The Roman historian Cassius Dio described Cleopatra as "a woman of unsurpassed beauty," and Hollywood portrayed her as a glamorous seductress. However, all ideas about the Egyptian queen were changed by a small coin, which was found in 2007 in the collection of the Society of Antiquaries of Newcastle.
It featured Cleopatra, but her face was not like Elizabeth Taylor's. The woman looked "ugly" and even "repulsive", writes HystoryExtra.
However, for all the hype that the find sparked, there was nothing out of the ordinary about the coin. A lot of coins with a portrait of Cleopatra have survived to our time, and they, as a rule, depict the same face: a large nose, a sloping forehead, a sharply pointed chin and thin lips.

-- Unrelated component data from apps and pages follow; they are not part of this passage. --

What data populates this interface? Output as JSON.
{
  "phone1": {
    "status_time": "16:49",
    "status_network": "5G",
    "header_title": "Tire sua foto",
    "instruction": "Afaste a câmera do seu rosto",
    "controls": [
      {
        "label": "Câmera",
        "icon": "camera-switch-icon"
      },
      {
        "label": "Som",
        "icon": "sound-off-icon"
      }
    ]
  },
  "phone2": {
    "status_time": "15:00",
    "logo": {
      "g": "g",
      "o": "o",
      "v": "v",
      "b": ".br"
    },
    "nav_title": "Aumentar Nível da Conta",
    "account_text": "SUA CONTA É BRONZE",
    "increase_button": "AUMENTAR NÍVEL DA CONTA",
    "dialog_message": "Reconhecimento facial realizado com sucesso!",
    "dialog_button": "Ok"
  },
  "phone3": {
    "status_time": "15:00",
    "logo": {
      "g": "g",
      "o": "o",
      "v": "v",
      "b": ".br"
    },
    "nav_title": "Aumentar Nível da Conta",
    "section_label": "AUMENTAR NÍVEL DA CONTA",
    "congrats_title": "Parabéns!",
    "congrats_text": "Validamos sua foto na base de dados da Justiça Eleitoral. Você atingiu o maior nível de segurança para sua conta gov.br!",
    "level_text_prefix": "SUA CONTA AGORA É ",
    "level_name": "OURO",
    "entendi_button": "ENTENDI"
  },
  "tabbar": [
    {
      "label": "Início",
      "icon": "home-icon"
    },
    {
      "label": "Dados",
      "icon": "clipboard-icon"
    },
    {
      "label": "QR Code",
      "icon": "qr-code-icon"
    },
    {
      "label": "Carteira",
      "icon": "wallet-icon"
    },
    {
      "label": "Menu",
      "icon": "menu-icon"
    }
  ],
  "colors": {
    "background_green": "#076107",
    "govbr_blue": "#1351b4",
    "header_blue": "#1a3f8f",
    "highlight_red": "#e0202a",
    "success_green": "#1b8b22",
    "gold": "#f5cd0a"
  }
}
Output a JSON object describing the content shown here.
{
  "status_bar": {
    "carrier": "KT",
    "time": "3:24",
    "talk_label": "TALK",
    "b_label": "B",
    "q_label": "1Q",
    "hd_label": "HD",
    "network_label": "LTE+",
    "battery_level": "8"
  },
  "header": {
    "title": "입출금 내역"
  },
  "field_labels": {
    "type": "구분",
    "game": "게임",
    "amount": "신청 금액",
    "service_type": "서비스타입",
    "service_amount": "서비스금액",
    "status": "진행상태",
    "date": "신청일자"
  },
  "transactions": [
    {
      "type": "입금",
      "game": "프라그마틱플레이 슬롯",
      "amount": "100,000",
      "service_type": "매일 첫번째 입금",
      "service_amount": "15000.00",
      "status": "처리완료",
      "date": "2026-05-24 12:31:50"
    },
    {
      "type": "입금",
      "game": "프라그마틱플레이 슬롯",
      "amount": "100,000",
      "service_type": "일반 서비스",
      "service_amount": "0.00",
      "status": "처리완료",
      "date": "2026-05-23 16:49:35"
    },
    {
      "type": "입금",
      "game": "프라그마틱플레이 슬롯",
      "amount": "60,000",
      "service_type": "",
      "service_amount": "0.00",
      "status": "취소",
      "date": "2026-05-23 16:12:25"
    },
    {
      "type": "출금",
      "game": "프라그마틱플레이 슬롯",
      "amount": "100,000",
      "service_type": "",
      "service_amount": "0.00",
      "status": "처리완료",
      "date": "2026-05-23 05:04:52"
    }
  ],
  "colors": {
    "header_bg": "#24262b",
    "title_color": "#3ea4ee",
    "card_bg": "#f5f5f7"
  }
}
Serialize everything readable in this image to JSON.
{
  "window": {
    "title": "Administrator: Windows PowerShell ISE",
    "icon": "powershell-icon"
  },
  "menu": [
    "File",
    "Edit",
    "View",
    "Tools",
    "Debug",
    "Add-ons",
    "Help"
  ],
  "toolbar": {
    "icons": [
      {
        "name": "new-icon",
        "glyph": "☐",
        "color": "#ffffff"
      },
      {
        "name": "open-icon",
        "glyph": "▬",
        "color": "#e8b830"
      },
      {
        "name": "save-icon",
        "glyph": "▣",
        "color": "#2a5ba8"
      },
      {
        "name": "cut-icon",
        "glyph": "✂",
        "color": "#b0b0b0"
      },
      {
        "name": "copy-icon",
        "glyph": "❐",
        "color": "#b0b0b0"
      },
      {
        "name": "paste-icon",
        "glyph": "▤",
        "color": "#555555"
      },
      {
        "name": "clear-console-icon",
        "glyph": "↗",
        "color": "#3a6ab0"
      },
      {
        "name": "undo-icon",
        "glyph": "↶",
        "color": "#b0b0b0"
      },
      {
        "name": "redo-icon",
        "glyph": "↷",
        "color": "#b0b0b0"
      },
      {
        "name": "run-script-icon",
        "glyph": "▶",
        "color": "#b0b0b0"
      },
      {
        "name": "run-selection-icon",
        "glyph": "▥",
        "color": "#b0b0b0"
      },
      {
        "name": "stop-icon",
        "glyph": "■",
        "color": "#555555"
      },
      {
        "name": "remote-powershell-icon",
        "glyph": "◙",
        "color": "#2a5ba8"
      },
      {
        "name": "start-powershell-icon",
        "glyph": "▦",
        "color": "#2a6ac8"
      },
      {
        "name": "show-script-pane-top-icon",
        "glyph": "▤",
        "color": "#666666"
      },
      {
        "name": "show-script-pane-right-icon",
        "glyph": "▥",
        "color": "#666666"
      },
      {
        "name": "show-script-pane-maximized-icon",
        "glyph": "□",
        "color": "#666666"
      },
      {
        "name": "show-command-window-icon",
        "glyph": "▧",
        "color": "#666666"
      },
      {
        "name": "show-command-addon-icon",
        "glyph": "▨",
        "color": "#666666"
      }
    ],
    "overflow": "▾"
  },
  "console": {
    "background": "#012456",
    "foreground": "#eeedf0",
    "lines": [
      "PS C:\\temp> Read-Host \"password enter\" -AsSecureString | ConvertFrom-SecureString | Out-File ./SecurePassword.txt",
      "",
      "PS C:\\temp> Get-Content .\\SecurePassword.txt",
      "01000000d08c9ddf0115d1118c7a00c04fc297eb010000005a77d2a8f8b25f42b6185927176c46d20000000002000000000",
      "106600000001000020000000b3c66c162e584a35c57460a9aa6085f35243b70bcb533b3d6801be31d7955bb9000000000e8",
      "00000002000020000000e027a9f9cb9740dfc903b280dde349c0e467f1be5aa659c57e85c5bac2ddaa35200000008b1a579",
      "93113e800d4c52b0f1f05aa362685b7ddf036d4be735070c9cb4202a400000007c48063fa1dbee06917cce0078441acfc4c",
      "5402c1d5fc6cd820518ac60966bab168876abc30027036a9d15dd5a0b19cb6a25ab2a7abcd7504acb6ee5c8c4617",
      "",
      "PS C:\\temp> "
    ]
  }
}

As surprising as these portraits may have seemed to those who grew up with the "Hollywood Cleopatra", they are the only historical depictions of the queen that we have. Nevertheless, this did not prevent some from calling them inaccurate and exaggerated. According to experts, these porters could be the work of unskilled artists.
However, there is no reason to think that they were untrue. At that time, there was a universal approach to portraiture in the Mediterranean world, and the image of Cleopatra was no exception to this trend. Facial features such as a large nose or a determined chin could be slightly exaggerated, but only because they were considered the most recognizable attributes of the person depicted.
For example, Cleopatra's father is also depicted on coins with a large nose and a sloping forehead. Therefore, experts do not exclude that these traits could well be familial.
On the other hand, her lovers also do not correspond to modern popular ideas: Julius Caesar has a wrinkled, skinny neck and a bald head, which is slightly hidden by a crown, and Antony's protruding chin and broken nose do not at all resemble the features of Hollywood actor Richard Burton.
It was previously reported that the Egyptologist Okasha Ed Dali discovered a large number of medieval sources about Cleopatra, usually not considered in Western works. They describe a completely different Cleopatra, unlike that beautiful seductress as she is known today.